- THE TASK -
The entries shown next need to be written again word for word.

# # # # #

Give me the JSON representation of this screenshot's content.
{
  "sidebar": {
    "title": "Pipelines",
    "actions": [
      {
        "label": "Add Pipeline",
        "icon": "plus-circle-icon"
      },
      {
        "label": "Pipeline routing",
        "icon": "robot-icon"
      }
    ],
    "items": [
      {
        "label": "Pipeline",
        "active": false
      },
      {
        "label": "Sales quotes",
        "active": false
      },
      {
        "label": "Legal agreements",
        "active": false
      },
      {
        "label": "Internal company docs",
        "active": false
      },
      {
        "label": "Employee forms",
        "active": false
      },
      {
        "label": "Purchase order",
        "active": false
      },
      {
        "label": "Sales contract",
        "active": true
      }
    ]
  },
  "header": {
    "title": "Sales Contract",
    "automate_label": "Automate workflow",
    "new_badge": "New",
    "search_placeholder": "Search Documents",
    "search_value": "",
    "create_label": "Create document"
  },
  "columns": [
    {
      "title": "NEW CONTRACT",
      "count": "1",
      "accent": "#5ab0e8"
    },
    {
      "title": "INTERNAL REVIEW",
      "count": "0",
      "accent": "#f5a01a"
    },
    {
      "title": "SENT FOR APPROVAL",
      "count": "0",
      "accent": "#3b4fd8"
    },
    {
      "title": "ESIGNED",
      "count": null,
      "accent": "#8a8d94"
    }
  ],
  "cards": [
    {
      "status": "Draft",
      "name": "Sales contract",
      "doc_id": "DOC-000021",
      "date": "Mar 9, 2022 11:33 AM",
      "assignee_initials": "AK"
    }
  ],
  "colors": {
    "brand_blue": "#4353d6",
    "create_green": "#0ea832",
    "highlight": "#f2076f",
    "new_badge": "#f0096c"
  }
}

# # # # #

- WRITTEN REPLY -
Give me the JSON representation of this screenshot's content.
{
  "sidebar": {
    "title": "Pipelines",
    "actions": [
      {
        "label": "Add Pipeline",
        "icon": "plus-circle-icon"
      },
      {
        "label": "Pipeline routing",
        "icon": "robot-icon"
      }
    ],
    "items": [
      {
        "label": "Pipeline",
        "active": false
      },
      {
        "label": "Sales quotes",
        "active": false
      },
      {
        "label": "Legal agreements",
        "active": false
      },
      {
        "label": "Internal company docs",
        "active": false
      },
      {
        "label": "Employee forms",
        "active": false
      },
      {
        "label": "Purchase order",
        "active": false
      },
      {
        "label": "Sales contract",
        "active": true
      }
    ]
  },
  "header": {
    "title": "Sales Contract",
    "automate_label": "Automate workflow",
    "new_badge": "New",
    "search_placeholder": "Search Documents",
    "search_value": "",
    "create_label": "Create document"
  },
  "columns": [
    {
      "title": "NEW CONTRACT",
      "count": "1",
      "accent": "#5ab0e8"
    },
    {
      "title": "INTERNAL REVIEW",
      "count": "0",
      "accent": "#f5a01a"
    },
    {
      "title": "SENT FOR APPROVAL",
      "count": "0",
      "accent": "#3b4fd8"
    },
    {
      "title": "ESIGNED",
      "count": null,
      "accent": "#8a8d94"
    }
  ],
  "cards": [
    {
      "status": "Draft",
      "name": "Sales contract",
      "doc_id": "DOC-000021",
      "date": "Mar 9, 2022 11:33 AM",
      "assignee_initials": "AK"
    }
  ],
  "colors": {
    "brand_blue": "#4353d6",
    "create_green": "#0ea832",
    "highlight": "#f2076f",
    "new_badge": "#f0096c"
  }
}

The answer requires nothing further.